Rhode Island has decided that gambling machine manufacturer International Game Technology (IGT) is a perfect fit for the state’s lottery, as well as its gambling machine market. It has signed a 20-year agreement with the company that is reportedly worth $1 billion, but there’s a problem. It was signed by Rhode Island Governor Gina Raimondo in June without any formal bidding competition, and Twin River Worldwide Holdings isn’t pleased.
According to the Providence Journal, the deal allows IGT to exclusively control the state’s lottery, as well as 85% of the gambling machines at two casinos in Lincoln and Tiverton, both of which are owned by Twin River. In exchange, IGT will pay Rhode Island $25 million and hire around 1,100 employees over the course of the contract. It will also have to invest $150 million into the state over the same 20-year period. Rhode Island gets a new digital lottery system, upgraded slot machines and updates in return.
Twin River is very skeptical of the deal and believes that Rhode Island residents should be very afraid. The company’s executive VP, Marc Crisafulli, said last week that the state is looking at the possible loss of up to $10 billion in gambling revenue as a result of the “lack of [a bidding] process, the absence of any competition, the rushed nature of the deal… and the fact that the deal doesn’t seem to make any business sense.”
Having a virtual monopoly is never good for consumers and Crisafulli explains that IGT’s machines are the worst-operating machines for the company. Twin River currently has three suppliers—Scientific Games (SG), Everi and IGT—and the first two give the casinos more revenue than does IGT. SG machines earn a daily average of $401 per machine—$146,000 annually—of which the state gets $87,000 per machine each year. Everi machines average around $303 apiece each day for $110,000 a year and the state takes $66,000 of that.
However, IGT machines, over the past year, only contributed $258 per machine each day for $94,000 on the year. These gave the state just $56,000 each. As a result, Twin River believes Rhode Island is about to set itself on the path of extreme budget shortcomings.
The company adds, “The Governor cannot side step Rhode Island’s purchasing law. She cannot enter into a no-bid contract without a vote of the Rhode Island House and Senate. We believe that this agreement is not in the interest of the Rhode Island taxpayers. Over the next weeks, we will share with you our concerns and further explain why this is a bad idea.”

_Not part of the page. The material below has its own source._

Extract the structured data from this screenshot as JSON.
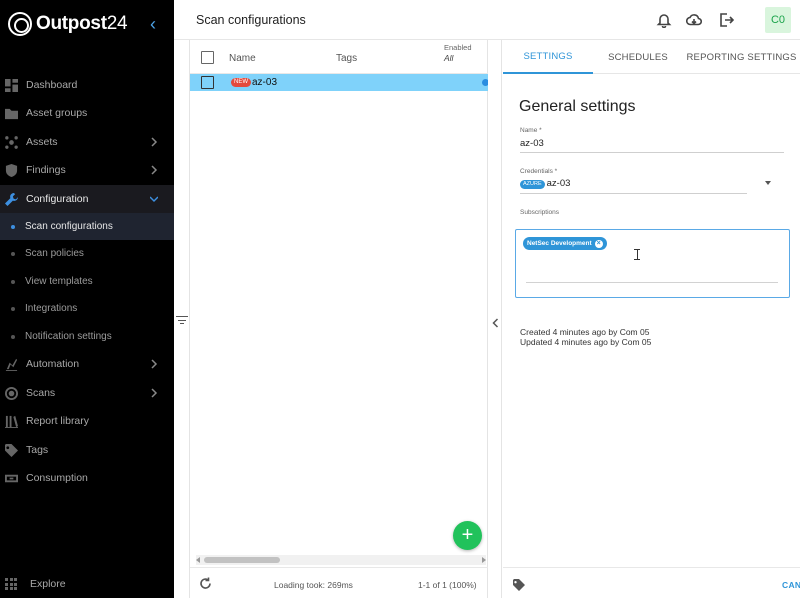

Twin River has some time to convince citizens and lawmakers that it’s in the right. Raimondo signed the deal just as the legislative session was ending and it still has to be signed by the House and Senate. They won’t be able to discuss the issue formally until this fall.